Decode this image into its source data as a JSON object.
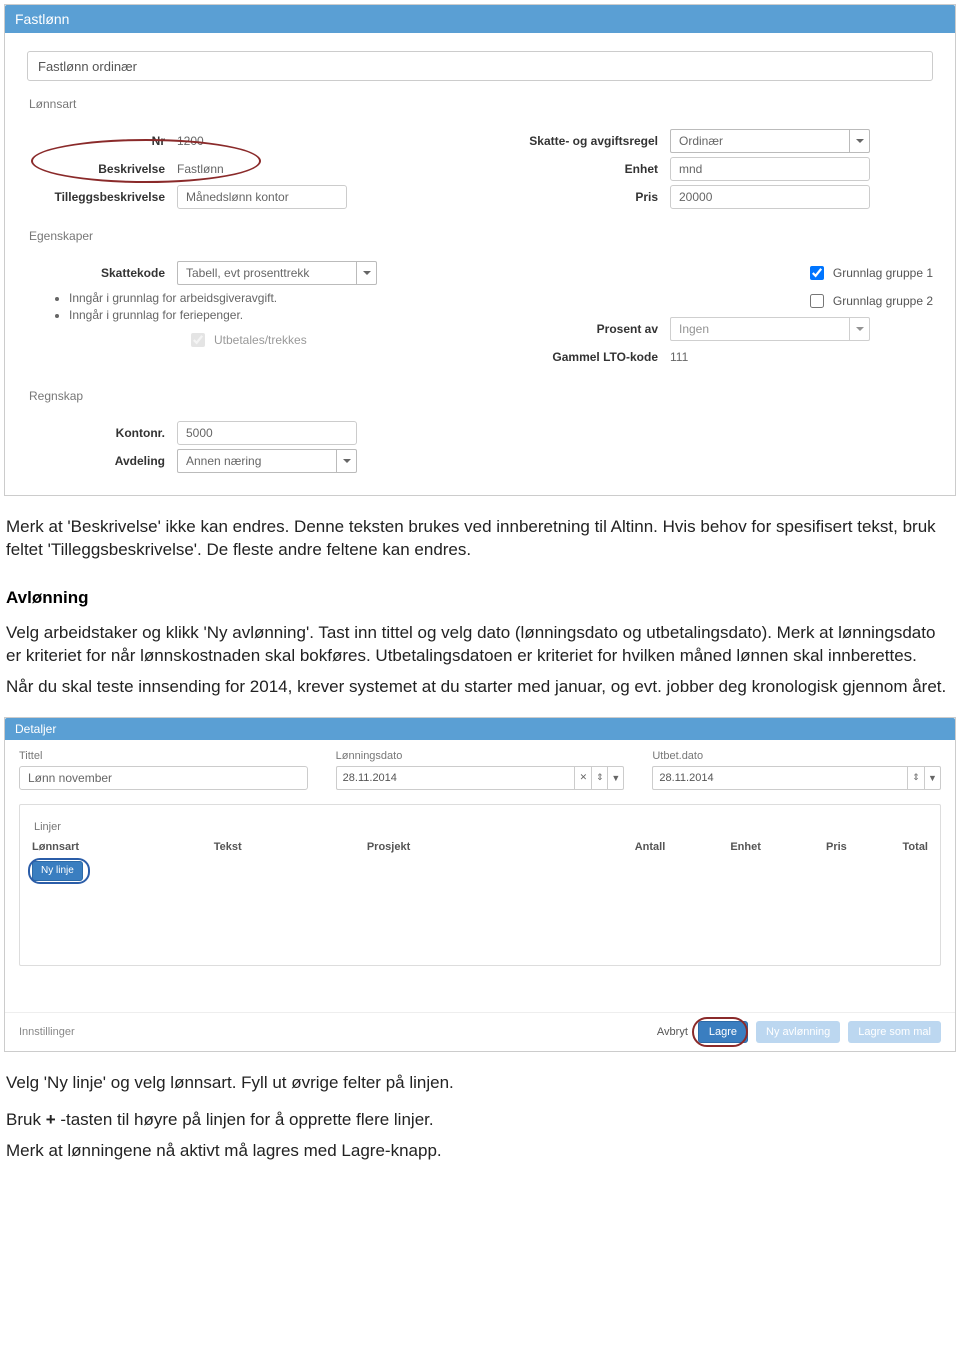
{
  "panel1": {
    "title": "Fastlønn",
    "main_input": "Fastlønn ordinær",
    "sec_lonnsart": "Lønnsart",
    "nr_label": "Nr",
    "nr_value": "1200",
    "beskr_label": "Beskrivelse",
    "beskr_value": "Fastlønn",
    "tillegg_label": "Tilleggsbeskrivelse",
    "tillegg_value": "Månedslønn kontor",
    "skatt_label": "Skatte- og avgiftsregel",
    "skatt_value": "Ordinær",
    "enhet_label": "Enhet",
    "enhet_value": "mnd",
    "pris_label": "Pris",
    "pris_value": "20000",
    "sec_egen": "Egenskaper",
    "skattekode_label": "Skattekode",
    "skattekode_value": "Tabell, evt prosenttrekk",
    "bullet1": "Inngår i grunnlag for arbeidsgiveravgift.",
    "bullet2": "Inngår i grunnlag for feriepenger.",
    "chk_utbetales": "Utbetales/trekkes",
    "chk_g1": "Grunnlag gruppe 1",
    "chk_g2": "Grunnlag gruppe 2",
    "prosent_label": "Prosent av",
    "prosent_value": "Ingen",
    "lto_label": "Gammel LTO-kode",
    "lto_value": "111",
    "sec_regnskap": "Regnskap",
    "kontonr_label": "Kontonr.",
    "kontonr_value": "5000",
    "avdeling_label": "Avdeling",
    "avdeling_value": "Annen næring"
  },
  "body1": {
    "p1": "Merk at 'Beskrivelse' ikke kan endres. Denne teksten brukes ved innberetning til Altinn. Hvis behov for spesifisert tekst, bruk feltet 'Tilleggsbeskrivelse'. De fleste andre feltene kan endres.",
    "h": "Avlønning",
    "p2a": "Velg arbeidstaker og klikk 'Ny avlønning'. Tast inn tittel og velg dato (lønningsdato og utbetalingsdato). Merk at lønningsdato er kriteriet for når lønnskostnaden skal bokføres. Utbetalingsdatoen er kriteriet for hvilken måned lønnen skal innberettes.",
    "p2b": "Når du skal teste innsending for 2014, krever systemet at du starter med januar, og evt. jobber deg kronologisk gjennom året."
  },
  "panel2": {
    "title": "Detaljer",
    "tittel_label": "Tittel",
    "tittel_value": "Lønn november",
    "lonn_label": "Lønningsdato",
    "lonn_value": "28.11.2014",
    "utbet_label": "Utbet.dato",
    "utbet_value": "28.11.2014",
    "linjer": "Linjer",
    "col_lonnsart": "Lønnsart",
    "col_tekst": "Tekst",
    "col_prosjekt": "Prosjekt",
    "col_antall": "Antall",
    "col_enhet": "Enhet",
    "col_pris": "Pris",
    "col_total": "Total",
    "btn_nylinje": "Ny linje",
    "innstillinger": "Innstillinger",
    "avbryt": "Avbryt",
    "lagre": "Lagre",
    "nyavl": "Ny avlønning",
    "lagre_mal": "Lagre som mal"
  },
  "body2": {
    "p1": "Velg 'Ny linje' og velg lønnsart. Fyll ut øvrige felter på linjen.",
    "p2a": "Bruk ",
    "p2b": " -tasten til høyre på linjen for å opprette flere linjer.",
    "p3": "Merk at lønningene nå aktivt må lagres med Lagre-knapp."
  }
}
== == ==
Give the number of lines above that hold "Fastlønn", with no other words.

3